It's official: after three decades of debate and several brushes with death, the Purple Line broke ground this morning in New Carrollton.
“We've made it!” exclaimed Pete Rahn, Maryland's secretary of transportation, throwing his arms in the air. “It's been a long road, but we finally made it today.”
In front of hundreds of local officials and well-wishers, Governor Larry Hogan and US Secretary of Transportation Elaine Chao signed a federal grant agreement for $900 million, before the governor boarded a bulldozer and tore into a building that will make way for a future rail yard.
“The Purple Line will be a transformative asset for our state,” Hogan said. “We will continue to find the most cost-effective ways to invest in and improve our transportation systems.”
The 16-mile long light rail line will run between Bethesda and New Carrollton and have 21 stations, including transfers at four Metro stations. The $2 billion project will include a mix of federal, state, and county funding. There has been no shortage of setbacks for the project since it was first proposed in 1986, but the project was largely a go by 2014, when Governor Hogan took office. Shortly after, he put the project on hold for nearly a year to find cost-cutting measures, and asked Montgomery and Prince George's counties to pay a higher share of the cost. (At the same time, Hogan cancelled the Baltimore Red Line, which had been up for federal funding as well.)

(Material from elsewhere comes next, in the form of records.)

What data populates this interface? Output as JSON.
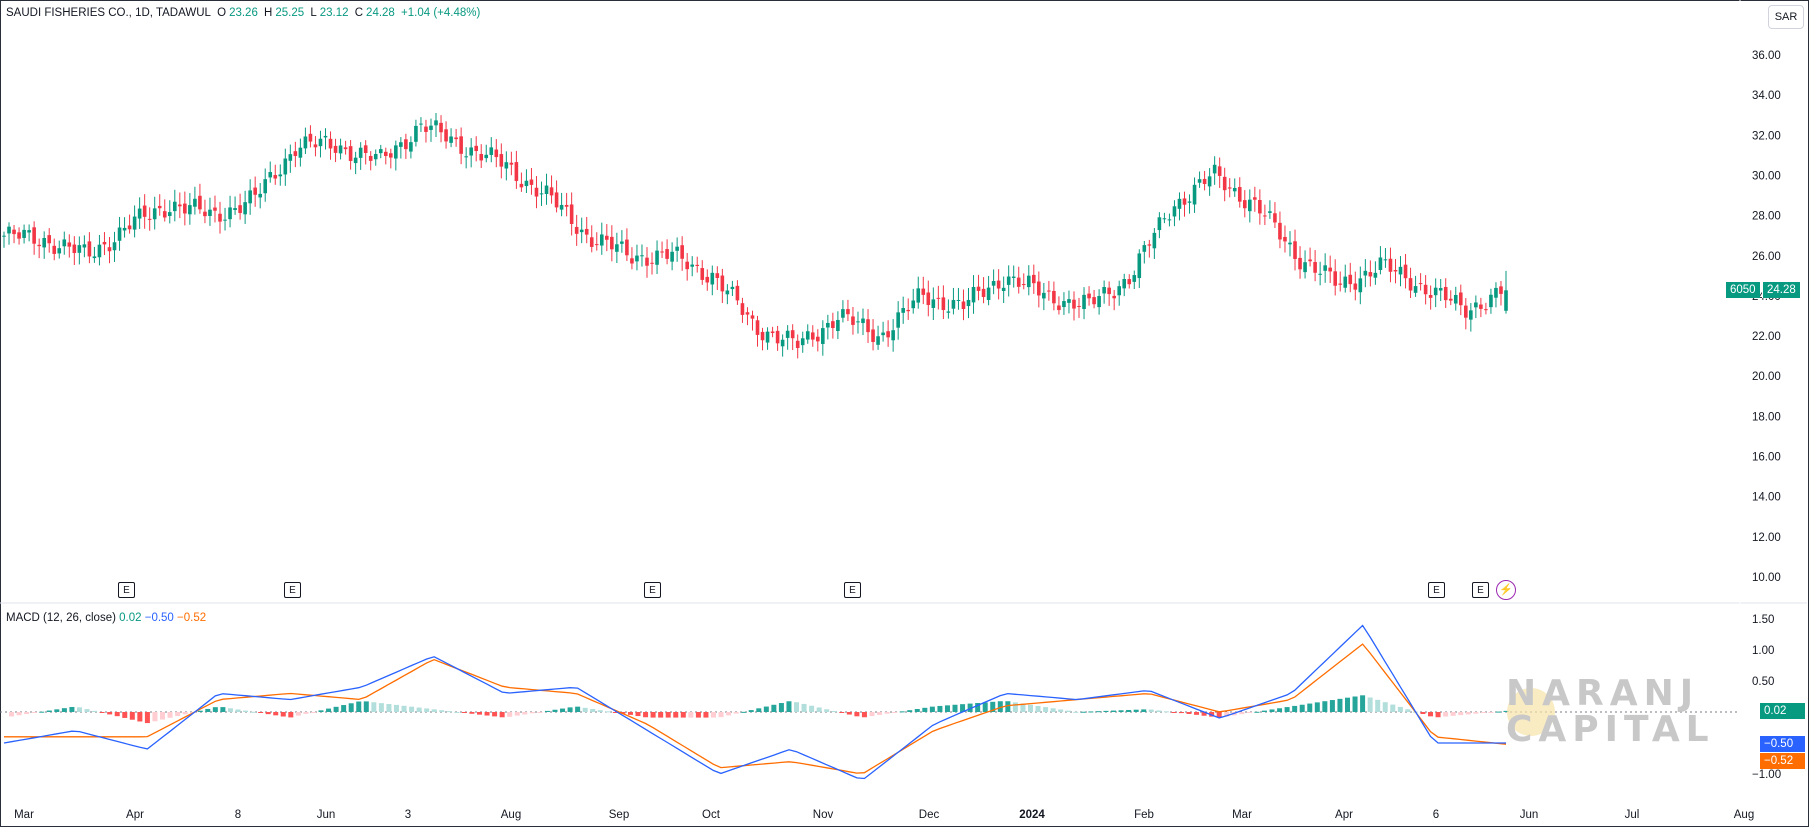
{
  "legend": {
    "symbol": "SAUDI FISHERIES CO., 1D, TADAWUL",
    "o_label": "O",
    "o": "23.26",
    "h_label": "H",
    "h": "25.25",
    "l_label": "L",
    "l": "23.12",
    "c_label": "C",
    "c": "24.28",
    "change": "+1.04 (+4.48%)"
  },
  "currency": "SAR",
  "macd_legend": {
    "label": "MACD (12, 26, close)",
    "hist": "0.02",
    "macd": "−0.50",
    "signal": "−0.52"
  },
  "price_tags": {
    "symbol_code": "6050",
    "last_price": "24.28",
    "hist": "0.02",
    "macd": "−0.50",
    "signal": "−0.52"
  },
  "watermark": {
    "line1": "NARANJ",
    "line2": "CAPITAL"
  },
  "earnings_badge": "E",
  "dividend_badge": "⚡",
  "colors": {
    "up": "#089981",
    "down": "#f23645",
    "macd": "#2962ff",
    "signal": "#ff6d00",
    "hist_up": "#26a69a",
    "hist_up_light": "#b2dfdb",
    "hist_down": "#ff5252",
    "hist_down_light": "#ffcdd2"
  },
  "chart_data": [
    {
      "type": "candlestick",
      "title": "SAUDI FISHERIES CO., 1D, TADAWUL",
      "ylim": [
        9,
        37
      ],
      "y_ticks": [
        "36.00",
        "34.00",
        "32.00",
        "30.00",
        "28.00",
        "26.00",
        "24.00",
        "22.00",
        "20.00",
        "18.00",
        "16.00",
        "14.00",
        "12.00",
        "10.00"
      ],
      "x_ticks": [
        "Mar",
        "Apr",
        "8",
        "Jun",
        "3",
        "Aug",
        "Sep",
        "Oct",
        "Nov",
        "Dec",
        "2024",
        "Feb",
        "Mar",
        "Apr",
        "6",
        "Jun",
        "Jul",
        "Aug"
      ],
      "close_anchors": [
        [
          "Mar 2023",
          27.0
        ],
        [
          "Mar 20",
          26.8
        ],
        [
          "Apr 1",
          26.0
        ],
        [
          "Apr 10",
          27.5
        ],
        [
          "Apr 25",
          28.6
        ],
        [
          "May 8",
          28.0
        ],
        [
          "May 20",
          28.8
        ],
        [
          "Jun 1",
          31.5
        ],
        [
          "Jun 20",
          31.5
        ],
        [
          "Jul 3",
          30.7
        ],
        [
          "Jul 15",
          32.5
        ],
        [
          "Jul 20",
          31.5
        ],
        [
          "Aug 1",
          30.5
        ],
        [
          "Aug 15",
          29.0
        ],
        [
          "Aug 25",
          27.0
        ],
        [
          "Sep 10",
          26.0
        ],
        [
          "Sep 25",
          26.0
        ],
        [
          "Oct 5",
          25.0
        ],
        [
          "Oct 15",
          22.5
        ],
        [
          "Oct 28",
          21.5
        ],
        [
          "Nov 5",
          23.0
        ],
        [
          "Nov 15",
          22.0
        ],
        [
          "Dec 1",
          24.0
        ],
        [
          "Dec 20",
          23.5
        ],
        [
          "Jan 5 2024",
          25.0
        ],
        [
          "Jan 20",
          24.0
        ],
        [
          "Feb 1",
          23.5
        ],
        [
          "Feb 20",
          25.0
        ],
        [
          "Mar 5",
          28.5
        ],
        [
          "Mar 10",
          30.0
        ],
        [
          "Mar 20",
          28.5
        ],
        [
          "Apr 1",
          26.0
        ],
        [
          "Apr 10",
          24.5
        ],
        [
          "Apr 25",
          25.5
        ],
        [
          "May 10",
          24.5
        ],
        [
          "May 25",
          23.3
        ],
        [
          "May 27",
          24.28
        ]
      ],
      "last": {
        "open": 23.26,
        "high": 25.25,
        "low": 23.12,
        "close": 24.28
      }
    },
    {
      "type": "line",
      "title": "MACD (12, 26, close)",
      "ylim": [
        -1.3,
        1.6
      ],
      "y_ticks": [
        "1.50",
        "1.00",
        "0.50",
        "−1.00"
      ],
      "series": [
        {
          "name": "MACD",
          "values_anchor": [
            -0.5,
            -0.3,
            -0.6,
            0.3,
            0.2,
            0.4,
            0.9,
            0.3,
            0.4,
            -0.3,
            -1.0,
            -0.6,
            -1.1,
            -0.2,
            0.3,
            0.2,
            0.35,
            -0.1,
            0.3,
            1.4,
            -0.5,
            -0.5
          ]
        },
        {
          "name": "Signal",
          "values_anchor": [
            -0.4,
            -0.4,
            -0.4,
            0.2,
            0.3,
            0.2,
            0.85,
            0.4,
            0.3,
            -0.2,
            -0.9,
            -0.8,
            -1.0,
            -0.3,
            0.1,
            0.2,
            0.3,
            0.0,
            0.2,
            1.1,
            -0.4,
            -0.52
          ]
        }
      ]
    }
  ]
}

Another year was lost after a judge voided the project's approval last summer in a lawsuit from a group of residents in Chevy Chase. The project was close to losing its federal funding when an appeals court restored the approval last month.
It's also notable as the nation's largest transit project built through a public-private partnership, or when a private company works with the government. Purple Line Transit Partners, a consortium of private companies, will build and operate the project in exchange for payments from the state for the next 35 years. It's something the Republican administration wants to encourage, and Secretary Chao said it could be a model for other projects around the nation.
“P3s are used throughout the world to fund transit projects, and can be used to invest in infrastructure around the country,” she said. “We do not have the money to fund every project in this country,” praising Montgomery and Prince George's counties for “having some skin in the game” and each contributing several hundred million dollars towards the Purple Line.
The Purple Line is projected to have 56,000 daily riders by 2030 and create 52,000 jobs, both directly through its construction and indirectly from investment along the corridor. Those who spoke at the groundbreaking this morning, including Senator Chris Van Hollen, Congressman Anthony Brown, and Montgomery County Executive Ike Leggett, cited the project's benefits to the state of Maryland as whole.
“This will not only help people off the roads and protect the environment, but create jobs all over the state. This is a project for all Marylanders,” said Rushern Baker, Prince George's County Executive.
Multiple officials gave a shout out to Harry Sanders, who advocated for the project with his wife Barbara and son Greg for decades, before he passed away in 2010. “That persistence over a period of decades is what has helped us bring here today,” says Senator Chris Van Hollen.
Construction will literally start today. On the way home from the event, we passed a group of people in construction gear on University Boulevard in Langley Park, carrying what appeared to be blueprints for the Purple Line. If everything goes as scheduled, the Purple Line will open in 2022.